A month ago, we here at Abnormal Use reported on a huge decision in the fight against the draconian measures of the Consumer Product Safety Commission to ban spherical desktop magnets. In an order dated March 25, 2016, Administrative Law Judge Dean Metry found that small rare earth magnets (“SREMs”) are not defective, did not contain inadequate warnings, and, when sold with appropriate warnings, are not substantial product hazards. The ALJ order came on the heels of a March 22, 2016 decision from a a related case pending in the U.S. District Court for the District of Colorado involving Zen Magnets’ sale of certain recalled products it acquired from another company (Star Networks USA) after that company reached a settlement with the CPSC. At the time of our writing, reports on the March 22, 2016 and the recall of “dangerous” magnets dominated the interwebs.
Some four weeks later, a quick Google search for “Zen Magnets” will easily reveal plenty of reports from various entities about the Zen Magnets’ victory. Venture over to the CPSC’s website, however, and the order is buried on a page containing the public filings from all of the CPSC’s adjudicative proceedings. Now, there is nothing wrong with the CPSC placing the order in this location. It is where it belongs, and we certainly wouldn’t expect for a report on a loss to be found front and center on the main page. The problem though is what is on the main page – a highlighted report of the March 22, 2016 decision, banning the sale of recalled products Zen acquired from another company.
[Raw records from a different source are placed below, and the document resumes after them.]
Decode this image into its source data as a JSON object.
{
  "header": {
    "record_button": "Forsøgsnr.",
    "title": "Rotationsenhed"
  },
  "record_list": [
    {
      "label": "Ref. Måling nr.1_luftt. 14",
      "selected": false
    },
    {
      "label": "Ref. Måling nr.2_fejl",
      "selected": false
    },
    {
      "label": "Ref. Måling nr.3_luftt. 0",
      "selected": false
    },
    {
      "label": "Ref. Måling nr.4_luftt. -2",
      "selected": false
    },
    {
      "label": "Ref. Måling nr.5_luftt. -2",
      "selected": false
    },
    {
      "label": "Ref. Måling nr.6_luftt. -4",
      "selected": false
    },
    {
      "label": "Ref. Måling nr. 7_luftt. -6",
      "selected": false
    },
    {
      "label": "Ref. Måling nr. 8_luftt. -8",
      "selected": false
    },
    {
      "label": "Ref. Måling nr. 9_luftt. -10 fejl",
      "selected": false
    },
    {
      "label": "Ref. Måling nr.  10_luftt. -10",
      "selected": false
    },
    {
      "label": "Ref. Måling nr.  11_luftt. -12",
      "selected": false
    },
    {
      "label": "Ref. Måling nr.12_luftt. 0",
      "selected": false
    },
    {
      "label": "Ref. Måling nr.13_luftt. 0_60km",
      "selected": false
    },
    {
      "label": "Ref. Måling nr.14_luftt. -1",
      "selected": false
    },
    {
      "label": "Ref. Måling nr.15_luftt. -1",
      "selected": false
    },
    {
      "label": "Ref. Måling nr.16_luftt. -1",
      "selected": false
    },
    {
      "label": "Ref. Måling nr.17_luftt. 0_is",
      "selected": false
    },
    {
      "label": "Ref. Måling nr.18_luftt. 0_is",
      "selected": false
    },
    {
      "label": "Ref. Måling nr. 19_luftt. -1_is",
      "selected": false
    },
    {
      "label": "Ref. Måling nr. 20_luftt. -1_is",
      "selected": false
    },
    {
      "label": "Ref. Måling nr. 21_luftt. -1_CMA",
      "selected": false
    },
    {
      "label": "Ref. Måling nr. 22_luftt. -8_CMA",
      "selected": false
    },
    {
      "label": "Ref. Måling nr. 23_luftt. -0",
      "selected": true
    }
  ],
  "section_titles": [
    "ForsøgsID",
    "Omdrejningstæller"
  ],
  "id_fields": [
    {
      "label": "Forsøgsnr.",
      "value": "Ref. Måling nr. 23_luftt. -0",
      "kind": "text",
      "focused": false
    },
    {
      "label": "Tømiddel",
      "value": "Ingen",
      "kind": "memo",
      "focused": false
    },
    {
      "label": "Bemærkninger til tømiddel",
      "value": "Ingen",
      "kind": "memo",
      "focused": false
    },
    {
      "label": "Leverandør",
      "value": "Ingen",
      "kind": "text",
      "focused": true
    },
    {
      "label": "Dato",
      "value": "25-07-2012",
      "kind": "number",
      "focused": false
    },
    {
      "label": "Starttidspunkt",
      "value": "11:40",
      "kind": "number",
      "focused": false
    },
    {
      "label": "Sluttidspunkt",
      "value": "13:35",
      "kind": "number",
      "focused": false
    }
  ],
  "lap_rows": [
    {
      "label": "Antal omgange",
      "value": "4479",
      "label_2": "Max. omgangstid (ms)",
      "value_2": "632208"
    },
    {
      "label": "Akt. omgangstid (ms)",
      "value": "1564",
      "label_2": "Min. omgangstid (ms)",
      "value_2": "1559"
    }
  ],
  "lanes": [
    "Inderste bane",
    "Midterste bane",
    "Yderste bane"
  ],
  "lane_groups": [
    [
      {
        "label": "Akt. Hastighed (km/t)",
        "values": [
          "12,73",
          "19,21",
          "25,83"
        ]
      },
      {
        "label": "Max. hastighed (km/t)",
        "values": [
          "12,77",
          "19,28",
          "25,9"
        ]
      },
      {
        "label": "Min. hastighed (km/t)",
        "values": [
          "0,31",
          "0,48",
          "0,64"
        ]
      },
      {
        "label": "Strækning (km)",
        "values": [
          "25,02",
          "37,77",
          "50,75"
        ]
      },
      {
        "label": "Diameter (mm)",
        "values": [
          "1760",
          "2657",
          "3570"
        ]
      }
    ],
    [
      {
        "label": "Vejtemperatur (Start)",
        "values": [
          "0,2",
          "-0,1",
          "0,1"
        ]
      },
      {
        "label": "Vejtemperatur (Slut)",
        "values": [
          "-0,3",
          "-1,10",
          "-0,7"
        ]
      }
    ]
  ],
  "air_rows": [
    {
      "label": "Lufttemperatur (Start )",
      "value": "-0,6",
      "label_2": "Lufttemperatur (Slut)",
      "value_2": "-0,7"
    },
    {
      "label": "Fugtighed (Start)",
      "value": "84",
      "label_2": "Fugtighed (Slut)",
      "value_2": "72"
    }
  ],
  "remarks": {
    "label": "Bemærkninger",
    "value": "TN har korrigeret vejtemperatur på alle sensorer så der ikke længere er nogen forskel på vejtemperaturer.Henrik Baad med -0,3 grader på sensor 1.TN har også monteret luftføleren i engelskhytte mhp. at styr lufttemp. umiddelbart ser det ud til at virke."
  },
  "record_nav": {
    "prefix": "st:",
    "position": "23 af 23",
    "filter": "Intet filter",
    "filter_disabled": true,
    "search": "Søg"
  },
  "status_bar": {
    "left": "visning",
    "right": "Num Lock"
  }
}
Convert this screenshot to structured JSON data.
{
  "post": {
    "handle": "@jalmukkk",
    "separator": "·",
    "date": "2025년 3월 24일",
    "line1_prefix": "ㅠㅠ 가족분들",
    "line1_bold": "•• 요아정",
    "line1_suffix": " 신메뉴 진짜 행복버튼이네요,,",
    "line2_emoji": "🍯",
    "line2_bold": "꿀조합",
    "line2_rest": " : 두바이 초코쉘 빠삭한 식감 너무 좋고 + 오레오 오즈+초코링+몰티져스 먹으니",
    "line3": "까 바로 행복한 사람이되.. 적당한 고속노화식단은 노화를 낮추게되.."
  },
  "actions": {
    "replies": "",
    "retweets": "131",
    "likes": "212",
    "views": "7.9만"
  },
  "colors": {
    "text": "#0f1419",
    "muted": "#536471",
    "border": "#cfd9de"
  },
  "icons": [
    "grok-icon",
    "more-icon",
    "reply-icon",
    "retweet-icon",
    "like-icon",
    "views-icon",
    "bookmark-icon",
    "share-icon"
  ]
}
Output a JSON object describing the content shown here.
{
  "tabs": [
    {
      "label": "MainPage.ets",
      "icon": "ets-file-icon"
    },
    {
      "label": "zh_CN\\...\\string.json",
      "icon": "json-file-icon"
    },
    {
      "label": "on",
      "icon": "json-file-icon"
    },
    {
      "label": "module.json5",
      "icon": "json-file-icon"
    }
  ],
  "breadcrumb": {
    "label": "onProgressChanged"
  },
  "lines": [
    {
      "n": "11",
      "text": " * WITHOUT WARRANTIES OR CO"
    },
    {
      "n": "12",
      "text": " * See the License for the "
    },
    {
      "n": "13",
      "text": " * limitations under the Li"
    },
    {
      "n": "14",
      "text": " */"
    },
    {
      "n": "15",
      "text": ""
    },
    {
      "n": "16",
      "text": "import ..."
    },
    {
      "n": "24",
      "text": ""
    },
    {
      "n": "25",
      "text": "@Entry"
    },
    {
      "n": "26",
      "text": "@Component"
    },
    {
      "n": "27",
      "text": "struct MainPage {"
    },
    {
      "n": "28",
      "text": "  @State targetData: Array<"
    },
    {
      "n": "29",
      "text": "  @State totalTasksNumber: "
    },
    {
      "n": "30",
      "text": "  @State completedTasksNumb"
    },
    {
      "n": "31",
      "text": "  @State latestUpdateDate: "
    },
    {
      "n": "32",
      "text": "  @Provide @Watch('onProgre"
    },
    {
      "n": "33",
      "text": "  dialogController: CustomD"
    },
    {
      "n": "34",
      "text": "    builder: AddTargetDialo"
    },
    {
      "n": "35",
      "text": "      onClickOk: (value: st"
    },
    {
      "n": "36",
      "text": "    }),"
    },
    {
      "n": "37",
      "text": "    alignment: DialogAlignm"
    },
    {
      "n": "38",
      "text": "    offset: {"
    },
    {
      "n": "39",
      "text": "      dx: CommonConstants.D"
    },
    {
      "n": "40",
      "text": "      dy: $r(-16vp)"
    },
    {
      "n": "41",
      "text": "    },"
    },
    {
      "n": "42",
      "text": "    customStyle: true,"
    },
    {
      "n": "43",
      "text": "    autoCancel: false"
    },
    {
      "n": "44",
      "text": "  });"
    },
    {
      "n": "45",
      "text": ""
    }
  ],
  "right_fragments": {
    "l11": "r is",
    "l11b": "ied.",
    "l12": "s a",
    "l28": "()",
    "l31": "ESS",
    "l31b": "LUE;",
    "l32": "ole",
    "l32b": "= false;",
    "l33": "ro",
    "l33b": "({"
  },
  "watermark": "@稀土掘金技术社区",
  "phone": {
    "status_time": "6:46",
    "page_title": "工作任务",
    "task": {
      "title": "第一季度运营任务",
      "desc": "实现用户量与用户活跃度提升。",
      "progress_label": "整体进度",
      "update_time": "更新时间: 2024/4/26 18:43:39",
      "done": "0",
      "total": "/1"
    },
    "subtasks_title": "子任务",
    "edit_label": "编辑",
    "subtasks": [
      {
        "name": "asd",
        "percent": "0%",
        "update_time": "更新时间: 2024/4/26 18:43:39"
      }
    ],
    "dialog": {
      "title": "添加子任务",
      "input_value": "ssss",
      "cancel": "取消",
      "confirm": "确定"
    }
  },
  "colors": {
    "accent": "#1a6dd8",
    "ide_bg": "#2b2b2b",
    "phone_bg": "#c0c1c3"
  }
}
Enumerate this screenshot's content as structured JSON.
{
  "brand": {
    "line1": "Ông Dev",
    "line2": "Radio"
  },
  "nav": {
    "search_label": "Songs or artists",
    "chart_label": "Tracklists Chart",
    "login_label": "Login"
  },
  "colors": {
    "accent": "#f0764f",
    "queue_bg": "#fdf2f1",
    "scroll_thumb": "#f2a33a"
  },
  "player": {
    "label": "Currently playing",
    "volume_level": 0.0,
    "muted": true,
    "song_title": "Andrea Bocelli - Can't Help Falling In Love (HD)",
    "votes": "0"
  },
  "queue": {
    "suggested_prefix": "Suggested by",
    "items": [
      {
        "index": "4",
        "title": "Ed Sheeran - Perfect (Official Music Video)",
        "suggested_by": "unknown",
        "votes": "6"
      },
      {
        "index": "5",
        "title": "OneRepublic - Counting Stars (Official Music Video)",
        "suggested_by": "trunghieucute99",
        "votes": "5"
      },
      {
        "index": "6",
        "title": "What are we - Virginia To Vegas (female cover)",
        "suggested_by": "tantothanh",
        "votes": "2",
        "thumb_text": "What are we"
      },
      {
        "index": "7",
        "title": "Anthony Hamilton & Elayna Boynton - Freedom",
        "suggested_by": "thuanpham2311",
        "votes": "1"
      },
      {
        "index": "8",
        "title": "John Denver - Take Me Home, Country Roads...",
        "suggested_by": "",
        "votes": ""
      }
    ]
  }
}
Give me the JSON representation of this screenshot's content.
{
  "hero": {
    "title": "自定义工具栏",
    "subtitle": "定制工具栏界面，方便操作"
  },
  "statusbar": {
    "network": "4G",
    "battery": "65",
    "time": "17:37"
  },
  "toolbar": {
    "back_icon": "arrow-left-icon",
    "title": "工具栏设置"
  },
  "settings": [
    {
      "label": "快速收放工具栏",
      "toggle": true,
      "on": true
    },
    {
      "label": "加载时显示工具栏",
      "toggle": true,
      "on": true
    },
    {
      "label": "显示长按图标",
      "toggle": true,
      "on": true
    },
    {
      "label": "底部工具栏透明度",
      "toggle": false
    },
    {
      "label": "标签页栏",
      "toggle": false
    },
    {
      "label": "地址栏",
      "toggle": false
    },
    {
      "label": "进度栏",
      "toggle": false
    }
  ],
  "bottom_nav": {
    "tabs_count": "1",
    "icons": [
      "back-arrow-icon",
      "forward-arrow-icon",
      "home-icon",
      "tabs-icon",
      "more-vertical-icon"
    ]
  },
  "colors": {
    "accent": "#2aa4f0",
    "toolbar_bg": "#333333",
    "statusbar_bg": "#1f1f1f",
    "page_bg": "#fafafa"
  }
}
Ordinarily, we have no problem with the “highlight your wins, gloss over your losses” approach. It is natural, and we are all guilty of it from time to time. However, when two decisions are issued within a few days of each other and the CPSC chooses to highlight one with the misleading title, “Federal Court Orders Zen Magnets Recall” without proper context, it is a problem. CPSC, you can highlight what you want, but let’s be clear. One decision specifically found that Zen Magnets are not defective and are not substantial hazards. The other made no specific factual findings about the alleged danger of Zen Magnets themselves, but instead, ordered Zen Magnets to stop selling recalled products it acquired from another company. When you say, “Federal Court Orders Zen Magnets Recall,” why don’t you let Zen Magnets’ buyers know what that really means?